*** Records for this exercise ***

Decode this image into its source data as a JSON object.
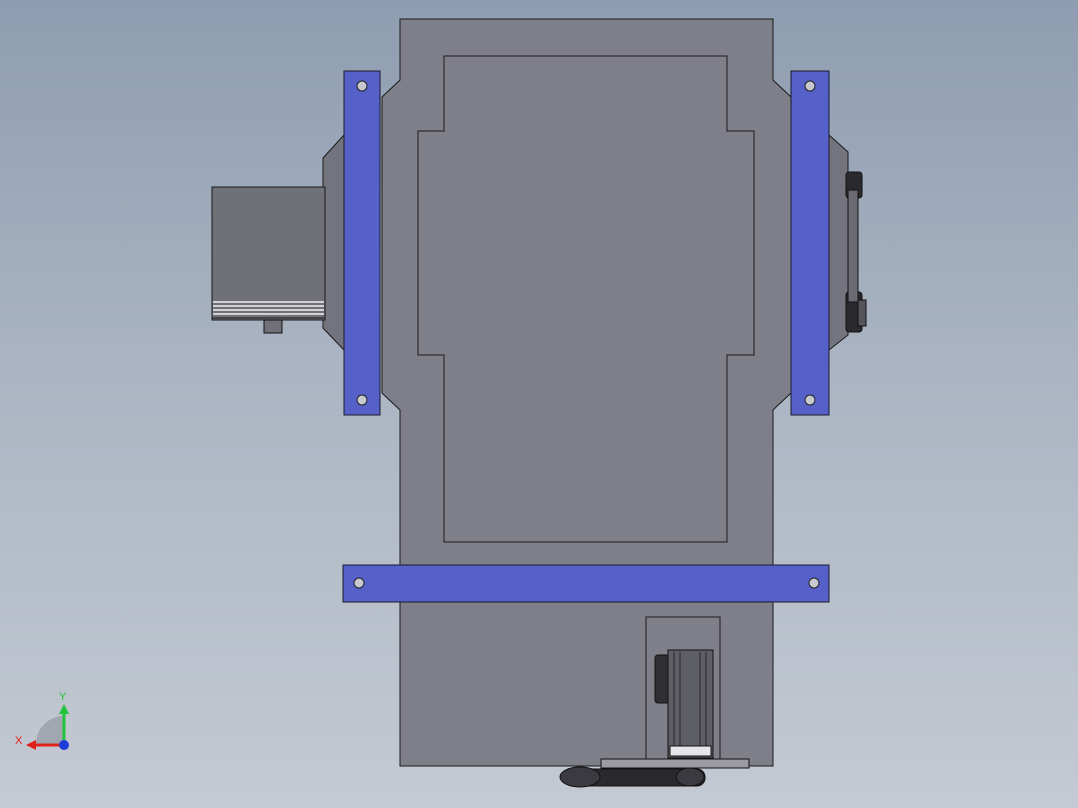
{
  "viewport": {
    "background_top": "#8e9db1",
    "background_bottom": "#c4cad3"
  },
  "model": {
    "body_color": "#7f7f89",
    "body_edge_color": "#1a1a1a",
    "bracket_color": "#5560c9",
    "bracket_edge_color": "#1a1a2a",
    "motor_color": "#707078"
  },
  "triad": {
    "x_label": "X",
    "y_label": "Y",
    "x_color": "#e0201a",
    "y_color": "#22c43a",
    "z_color": "#1e3cd8"
  }
}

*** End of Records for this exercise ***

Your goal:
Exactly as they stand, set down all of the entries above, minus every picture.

Task solution:
Decode this image into its source data as a JSON object.
{
  "viewport": {
    "background_top": "#8e9db1",
    "background_bottom": "#c4cad3"
  },
  "model": {
    "body_color": "#7f7f89",
    "body_edge_color": "#1a1a1a",
    "bracket_color": "#5560c9",
    "bracket_edge_color": "#1a1a2a",
    "motor_color": "#707078"
  },
  "triad": {
    "x_label": "X",
    "y_label": "Y",
    "x_color": "#e0201a",
    "y_color": "#22c43a",
    "z_color": "#1e3cd8"
  }
}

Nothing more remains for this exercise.